With all of those SVU references, you would think some of them would be invited to the wedding. They’re not. Only high school friends (including those long forgotten by the end of SVH) make it into Confidential. But that's ok because the true focus is the Elizabeth/Jessica/Todd triangle. That triangle, however, is problematic. Going back to the SVU betrayal, Jessica’s motivation is keeping in character; she believed Sam wasn’t good enough for Elizabeth. But here? I find it hard to believe Jessica would fall in love with Todd. She realized back in high school that he was a bore; plus, this isn’t a best of intentions just going about it all wrong sort of treachery. This is a completely selfish move. Being that Jessica was always my favorite, I was disappointed with Confidential. Elizabeth, on the other hand, seemed right on. What she does here is exactly what she did in college and she still has that same self-righteous attitude. So I have mixed feelings about Confidential. It’s really a book about Elizabeth, so most (excepting the continuity problems) is spot on…but I have a hard time getting past the decimation of Jessica. In all though, it was great to take another trip with the Wakefield twins.
Review copy provided Get Red PR.

giveaway winners: welcome to last chance

Congratulations to Rebecca and PoCoKat! They each have won a copy of Welcome to Last Chance.

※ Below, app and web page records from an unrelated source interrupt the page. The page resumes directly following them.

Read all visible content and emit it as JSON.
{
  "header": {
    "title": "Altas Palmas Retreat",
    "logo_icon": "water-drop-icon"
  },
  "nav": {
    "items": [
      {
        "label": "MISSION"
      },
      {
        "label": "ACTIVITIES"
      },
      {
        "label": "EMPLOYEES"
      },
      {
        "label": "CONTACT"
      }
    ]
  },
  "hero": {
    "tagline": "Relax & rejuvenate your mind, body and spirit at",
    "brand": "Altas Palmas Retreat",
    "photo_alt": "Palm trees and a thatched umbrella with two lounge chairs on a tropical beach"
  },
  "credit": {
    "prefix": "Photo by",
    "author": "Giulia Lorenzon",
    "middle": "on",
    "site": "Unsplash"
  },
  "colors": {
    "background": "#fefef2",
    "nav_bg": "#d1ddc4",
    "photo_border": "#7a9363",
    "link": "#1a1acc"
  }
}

Friday, April 1, 2011

giveaway: the sweetest thing

Thanks to Hachette you could win one of two copies of The Sweetest Thing by Jill Shalvis!

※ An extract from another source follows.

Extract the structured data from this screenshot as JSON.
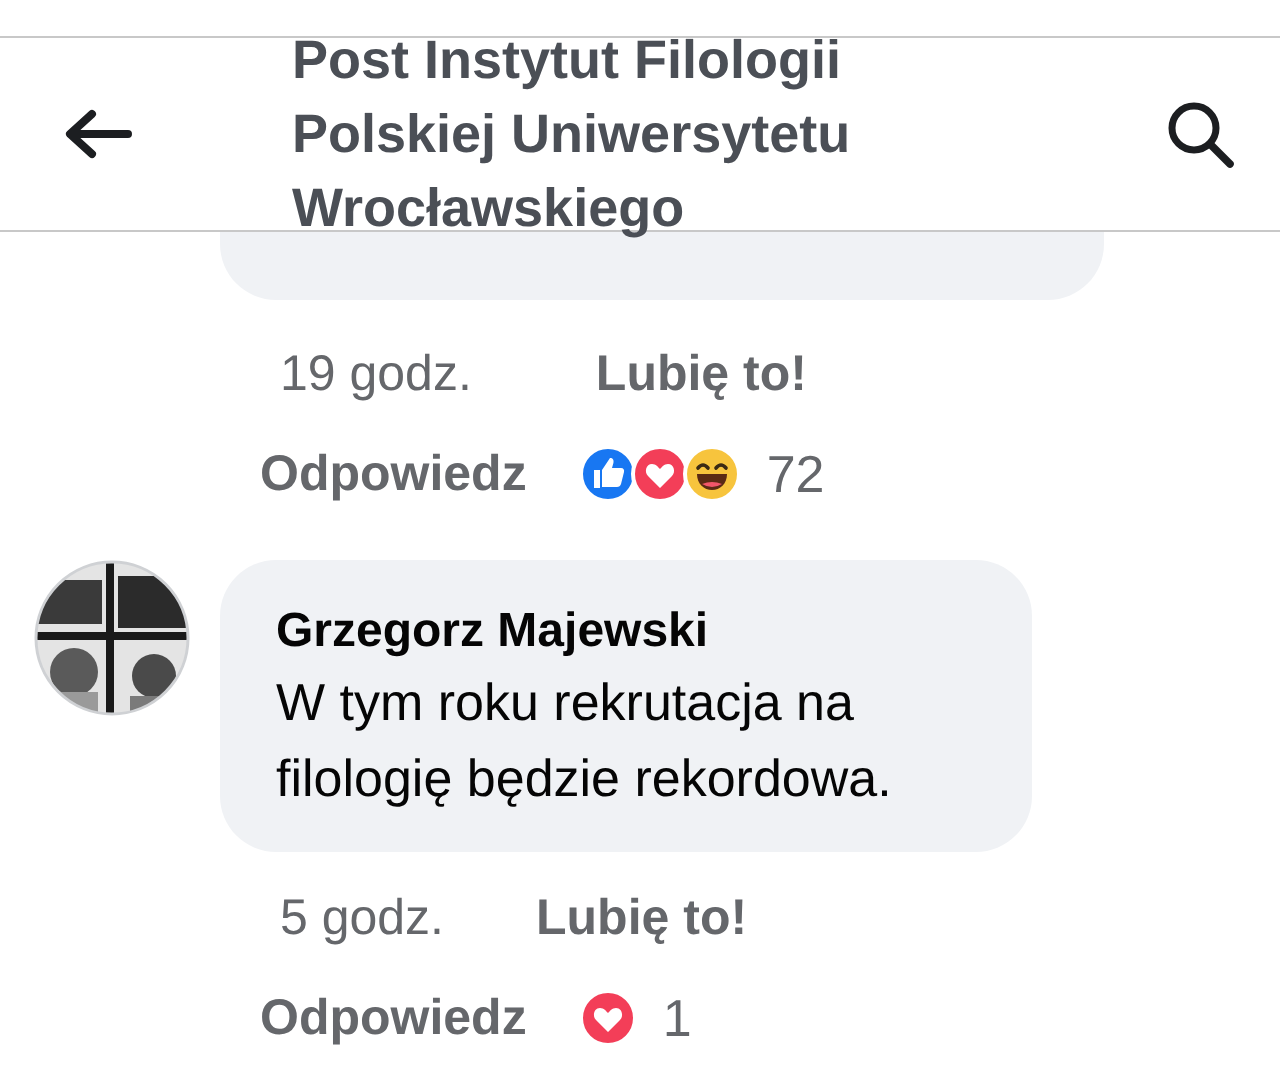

Check out my review here. Read the publisher description below.
"Two Men Are One Too Many . . .

Tara has a thousand good reasons not to return to the little coastal town of Lucky Harbor, Washington. Yet with her life doing a major crash-and-burn, anywhere away from her unfulfilled dreams and sexy ex-husband will do. As Tara helps her two sisters get their newly renovated inn up and running, she finally has a chance to get things under control and come up with a new plan for her life.

But a certain tanned, green-eyed sailor has his own ideas, such as keeping Tara hot, bothered . . . and in his bed. And when her ex wants Tara back, three is a crowd she can't control-especially when her deepest secret reappears out of the blue. Now Tara must confront her past and discover what she really wants. If she's lucky, she might just find that everything her heart desires is right here in Lucky Harbor."

The rules: Enter by leaving a comment to this post with your email (if I can't contact you, you can't win). You can gain additional entries by leaving separate comments letting me know that you're a follower (one extra each for the blog and Twitter) or have posted a link to the giveaway on your site. The deadline to enter is 11:59pm Pacific on April 23. Winners will be selected at random. Since this is from Hachette the winners must have mailing addresses in the US or Canada; no PO Boxes.

review and tour: the sweetest thing by jill shalvis

This post contains affiliate links.

Six months after their mother’s death brought three estranged sisters to Lucky Harbor, they are actually making a go of running the inn they inherited. While Simply Irresistible focused on Maddie’s life, The Sweetest Thing shifts to Tara, who had previously been revealed to have given up a baby at seventeen. Given how much time Tara was spending with the man who fathered that child, it wasn’t surprising when that child (now seventeen herself) appeared on the scene. This is where I wish the story had focused. I found the dynamics between a man and woman starting to come together after seventeen years (and a baby!) and the teenager looking to connect with her birth parents to be quite compelling. The fact that Mia is exactly the age Tara was when she gave up Mia adds another layer as Mia stays for the summer and falls for a boy working at the inn. But much of the plot centers around Tara and her two potentials—the aforementioned baby daddy and the man she just divorced (yeah, he wants her back now that she’s gone)—which led to a lot of machismo between the men.
ARC Review
Review copy provided by the publisher, Forever.

You can win a copy of The Sweetest Thing here!